TASK PROMPT:
In the records that follow, find each line containing "днища" and copy it.

INFORMATION SUPPLIED:
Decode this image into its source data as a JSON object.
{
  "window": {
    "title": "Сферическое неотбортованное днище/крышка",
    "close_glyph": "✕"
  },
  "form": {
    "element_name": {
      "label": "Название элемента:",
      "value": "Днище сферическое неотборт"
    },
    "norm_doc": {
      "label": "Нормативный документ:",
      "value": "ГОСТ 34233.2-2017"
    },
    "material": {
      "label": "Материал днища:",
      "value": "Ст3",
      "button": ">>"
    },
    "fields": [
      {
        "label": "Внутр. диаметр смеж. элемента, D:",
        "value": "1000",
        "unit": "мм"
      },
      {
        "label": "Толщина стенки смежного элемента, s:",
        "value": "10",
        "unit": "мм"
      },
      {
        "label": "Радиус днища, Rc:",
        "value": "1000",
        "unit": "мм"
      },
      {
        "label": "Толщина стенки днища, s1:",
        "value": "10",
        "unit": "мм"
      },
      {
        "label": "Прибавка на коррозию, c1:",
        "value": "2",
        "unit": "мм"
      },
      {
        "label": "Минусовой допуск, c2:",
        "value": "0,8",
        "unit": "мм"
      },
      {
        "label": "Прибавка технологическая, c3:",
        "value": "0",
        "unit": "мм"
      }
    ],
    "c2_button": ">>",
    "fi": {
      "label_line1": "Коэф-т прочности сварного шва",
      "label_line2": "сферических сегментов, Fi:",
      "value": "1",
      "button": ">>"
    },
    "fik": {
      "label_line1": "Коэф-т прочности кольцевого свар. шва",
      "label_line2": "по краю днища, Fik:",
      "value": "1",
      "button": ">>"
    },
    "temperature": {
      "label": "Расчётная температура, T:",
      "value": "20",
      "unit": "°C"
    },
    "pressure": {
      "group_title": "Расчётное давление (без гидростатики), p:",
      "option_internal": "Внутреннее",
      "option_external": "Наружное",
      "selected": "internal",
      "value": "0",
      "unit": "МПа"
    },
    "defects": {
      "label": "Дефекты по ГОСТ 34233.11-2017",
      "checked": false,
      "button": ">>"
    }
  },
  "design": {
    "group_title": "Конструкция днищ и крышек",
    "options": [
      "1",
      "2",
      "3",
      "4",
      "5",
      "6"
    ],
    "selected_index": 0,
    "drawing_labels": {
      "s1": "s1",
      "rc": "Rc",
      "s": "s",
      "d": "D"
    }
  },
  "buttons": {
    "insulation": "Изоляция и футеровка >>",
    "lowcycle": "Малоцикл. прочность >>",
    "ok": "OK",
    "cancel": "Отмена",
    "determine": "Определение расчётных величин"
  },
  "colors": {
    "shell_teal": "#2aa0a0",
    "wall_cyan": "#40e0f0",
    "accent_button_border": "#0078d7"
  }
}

RESULT OF THIS TASK:
      "label": "Материал днища:",
        "label": "Радиус днища, Rc:",
        "label": "Толщина стенки днища, s1:",
      "label_line2": "по краю днища, Fik:",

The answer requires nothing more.